2. Blu Tack

Blu Tack may be applied to strings in order to alter their timbre. Once the strings have been prepared with Blu Tack, it is possible either to bow or to pluck the strings. Blu Tack may also be placed on harmonic nodes. Depending on the placement of Blu Tack along the string, the pitch may be altered or distorted.

In recent composition for the modern violin, preparations such as Blu Tack have been used occasionally, appearing in the string writing of Australian composer James Rushford and Iranian composer Anahita Abbasi, among many others.[1]

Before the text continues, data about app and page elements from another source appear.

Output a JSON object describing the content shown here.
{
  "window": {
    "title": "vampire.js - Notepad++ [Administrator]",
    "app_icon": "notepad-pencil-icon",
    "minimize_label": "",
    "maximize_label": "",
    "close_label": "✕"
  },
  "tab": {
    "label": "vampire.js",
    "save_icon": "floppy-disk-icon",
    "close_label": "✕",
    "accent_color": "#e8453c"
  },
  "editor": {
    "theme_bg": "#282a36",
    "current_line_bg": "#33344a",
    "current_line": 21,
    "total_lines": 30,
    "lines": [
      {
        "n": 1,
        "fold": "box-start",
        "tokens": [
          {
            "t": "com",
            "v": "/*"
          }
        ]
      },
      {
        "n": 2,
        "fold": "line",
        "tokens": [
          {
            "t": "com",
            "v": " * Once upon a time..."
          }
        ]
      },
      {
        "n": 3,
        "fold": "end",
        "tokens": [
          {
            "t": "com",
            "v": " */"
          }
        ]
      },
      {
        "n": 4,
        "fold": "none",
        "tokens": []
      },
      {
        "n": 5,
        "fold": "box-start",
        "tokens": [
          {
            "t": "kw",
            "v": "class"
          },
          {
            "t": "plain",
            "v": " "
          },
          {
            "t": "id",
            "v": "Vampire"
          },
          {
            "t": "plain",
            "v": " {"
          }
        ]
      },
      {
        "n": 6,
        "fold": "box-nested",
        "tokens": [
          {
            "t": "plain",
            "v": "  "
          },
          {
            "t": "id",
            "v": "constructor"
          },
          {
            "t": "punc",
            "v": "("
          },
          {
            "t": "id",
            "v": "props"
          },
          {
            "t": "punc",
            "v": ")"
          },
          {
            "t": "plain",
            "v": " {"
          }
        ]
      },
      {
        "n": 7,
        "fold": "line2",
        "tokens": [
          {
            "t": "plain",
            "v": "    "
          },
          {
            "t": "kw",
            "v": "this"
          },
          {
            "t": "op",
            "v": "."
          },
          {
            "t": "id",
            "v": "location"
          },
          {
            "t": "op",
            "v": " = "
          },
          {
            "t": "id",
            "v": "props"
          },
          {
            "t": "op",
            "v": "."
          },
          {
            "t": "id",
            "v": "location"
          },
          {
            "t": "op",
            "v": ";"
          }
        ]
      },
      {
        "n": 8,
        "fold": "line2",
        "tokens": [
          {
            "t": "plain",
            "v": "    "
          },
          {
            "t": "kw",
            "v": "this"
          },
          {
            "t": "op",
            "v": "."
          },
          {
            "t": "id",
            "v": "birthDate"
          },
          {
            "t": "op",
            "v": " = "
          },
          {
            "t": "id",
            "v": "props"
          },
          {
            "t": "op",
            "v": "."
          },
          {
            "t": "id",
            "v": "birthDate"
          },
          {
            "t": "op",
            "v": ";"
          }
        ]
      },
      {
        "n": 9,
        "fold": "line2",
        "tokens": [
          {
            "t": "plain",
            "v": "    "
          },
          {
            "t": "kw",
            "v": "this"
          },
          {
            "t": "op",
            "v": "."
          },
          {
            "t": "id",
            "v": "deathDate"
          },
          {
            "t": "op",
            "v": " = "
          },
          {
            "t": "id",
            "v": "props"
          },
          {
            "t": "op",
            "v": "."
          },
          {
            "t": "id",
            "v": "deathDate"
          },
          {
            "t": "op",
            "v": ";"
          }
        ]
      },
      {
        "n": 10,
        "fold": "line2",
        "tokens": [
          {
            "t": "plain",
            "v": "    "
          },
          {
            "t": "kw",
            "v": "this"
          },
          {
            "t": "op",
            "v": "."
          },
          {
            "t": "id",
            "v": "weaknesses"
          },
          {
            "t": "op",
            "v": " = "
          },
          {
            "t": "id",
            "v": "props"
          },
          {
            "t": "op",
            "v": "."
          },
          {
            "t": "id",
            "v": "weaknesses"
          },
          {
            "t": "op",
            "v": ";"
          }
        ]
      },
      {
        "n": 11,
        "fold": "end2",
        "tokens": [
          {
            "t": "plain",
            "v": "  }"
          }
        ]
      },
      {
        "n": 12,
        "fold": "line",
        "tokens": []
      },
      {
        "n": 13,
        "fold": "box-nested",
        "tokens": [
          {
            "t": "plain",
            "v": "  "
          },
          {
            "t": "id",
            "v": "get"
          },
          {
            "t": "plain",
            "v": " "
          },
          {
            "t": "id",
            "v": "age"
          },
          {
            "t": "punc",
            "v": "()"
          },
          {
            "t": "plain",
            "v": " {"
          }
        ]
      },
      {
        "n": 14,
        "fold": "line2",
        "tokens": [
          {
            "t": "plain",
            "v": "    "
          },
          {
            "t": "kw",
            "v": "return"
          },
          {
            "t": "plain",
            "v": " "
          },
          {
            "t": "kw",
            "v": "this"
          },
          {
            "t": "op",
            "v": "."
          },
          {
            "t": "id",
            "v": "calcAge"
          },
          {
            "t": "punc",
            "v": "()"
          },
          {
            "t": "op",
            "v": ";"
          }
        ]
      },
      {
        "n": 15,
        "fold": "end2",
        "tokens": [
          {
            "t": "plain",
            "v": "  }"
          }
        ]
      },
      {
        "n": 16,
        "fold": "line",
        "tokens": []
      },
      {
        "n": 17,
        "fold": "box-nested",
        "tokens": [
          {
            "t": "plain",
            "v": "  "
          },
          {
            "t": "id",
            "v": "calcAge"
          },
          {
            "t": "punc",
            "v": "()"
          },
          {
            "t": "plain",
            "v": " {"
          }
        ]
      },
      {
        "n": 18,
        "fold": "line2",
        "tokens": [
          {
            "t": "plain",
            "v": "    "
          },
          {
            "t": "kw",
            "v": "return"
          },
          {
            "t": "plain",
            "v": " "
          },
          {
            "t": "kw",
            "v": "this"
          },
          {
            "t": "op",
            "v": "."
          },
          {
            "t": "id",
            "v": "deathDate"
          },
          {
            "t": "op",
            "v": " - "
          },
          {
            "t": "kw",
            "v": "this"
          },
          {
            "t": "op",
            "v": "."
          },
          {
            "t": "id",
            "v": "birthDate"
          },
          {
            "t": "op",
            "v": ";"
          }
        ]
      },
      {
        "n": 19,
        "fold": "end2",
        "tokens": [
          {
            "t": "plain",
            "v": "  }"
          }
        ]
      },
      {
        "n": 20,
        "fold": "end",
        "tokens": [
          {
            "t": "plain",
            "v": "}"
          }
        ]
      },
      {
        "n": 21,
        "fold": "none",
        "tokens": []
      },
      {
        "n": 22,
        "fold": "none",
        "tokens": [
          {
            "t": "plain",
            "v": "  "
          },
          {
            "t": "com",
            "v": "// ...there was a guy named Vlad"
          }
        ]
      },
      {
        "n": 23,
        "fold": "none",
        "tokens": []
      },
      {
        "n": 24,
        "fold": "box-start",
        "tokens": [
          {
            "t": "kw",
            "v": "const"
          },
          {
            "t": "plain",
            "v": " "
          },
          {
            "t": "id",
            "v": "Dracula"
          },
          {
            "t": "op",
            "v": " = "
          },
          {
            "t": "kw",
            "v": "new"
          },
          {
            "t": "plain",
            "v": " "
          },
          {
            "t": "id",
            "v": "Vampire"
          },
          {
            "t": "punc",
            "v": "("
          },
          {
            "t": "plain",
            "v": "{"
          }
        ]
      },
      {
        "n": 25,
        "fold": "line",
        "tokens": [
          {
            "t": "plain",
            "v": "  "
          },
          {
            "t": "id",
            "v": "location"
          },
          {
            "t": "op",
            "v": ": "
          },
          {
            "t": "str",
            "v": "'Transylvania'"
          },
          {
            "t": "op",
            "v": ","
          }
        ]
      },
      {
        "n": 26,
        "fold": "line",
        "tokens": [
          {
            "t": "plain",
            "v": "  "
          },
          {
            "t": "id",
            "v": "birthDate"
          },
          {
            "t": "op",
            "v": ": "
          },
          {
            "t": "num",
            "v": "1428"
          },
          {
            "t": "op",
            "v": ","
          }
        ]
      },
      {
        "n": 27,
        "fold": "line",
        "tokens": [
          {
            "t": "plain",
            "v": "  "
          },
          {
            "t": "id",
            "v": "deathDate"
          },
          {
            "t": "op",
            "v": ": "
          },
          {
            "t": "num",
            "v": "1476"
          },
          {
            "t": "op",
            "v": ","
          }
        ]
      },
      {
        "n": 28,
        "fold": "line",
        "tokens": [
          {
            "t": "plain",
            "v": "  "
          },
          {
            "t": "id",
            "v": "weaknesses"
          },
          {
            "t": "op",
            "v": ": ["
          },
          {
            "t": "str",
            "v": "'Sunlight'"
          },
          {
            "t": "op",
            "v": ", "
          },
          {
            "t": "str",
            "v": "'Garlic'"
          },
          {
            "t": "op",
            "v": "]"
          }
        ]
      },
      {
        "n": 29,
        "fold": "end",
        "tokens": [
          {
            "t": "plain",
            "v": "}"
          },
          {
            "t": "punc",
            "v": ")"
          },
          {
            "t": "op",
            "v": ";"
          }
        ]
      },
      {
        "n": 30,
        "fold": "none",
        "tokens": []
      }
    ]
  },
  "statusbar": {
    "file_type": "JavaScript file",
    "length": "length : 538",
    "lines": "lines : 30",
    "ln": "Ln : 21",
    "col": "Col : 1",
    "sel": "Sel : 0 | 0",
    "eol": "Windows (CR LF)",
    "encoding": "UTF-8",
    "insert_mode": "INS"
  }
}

Blu Tack on the baroque violin:

Blu Tack is easily applied to gut strings and has a similar impact to when used with steel strings. I frequently prepare my baroque violin strings with Blu Tack, either at specific nodes or random positions along the strings. When playing Blu Tack-prepared strings, particularly when bowing, care must be taken not to flick the Blu Tack off the strings. Specific pitches are only possible if the Blu Tack is attached in a specific place, and this may vary slightly from one instrument to the next. If specific pitch variation is desired while bowing, the string must be bowed on the same side of the Blu Tack as the left-hand fingers.


The following is an example of Blu Tack preparations played pizzicato and arco on both open strings and with stopped options.

Video example 25.1 –pizzicato and arco with Blu Tack preparation


Suggested notation:

Instruction to “attach Blu Tack to I/II/III/IV” and bracket above the desired passage. Instruction to “remove Blu Tack” at end of relevant passage may be necessary for clarity.


[1] For instance, in Rushford’s 2012 work Open Chain and Abbasi’s 2015 work Distorted Attitudes IV / Facile synthesis.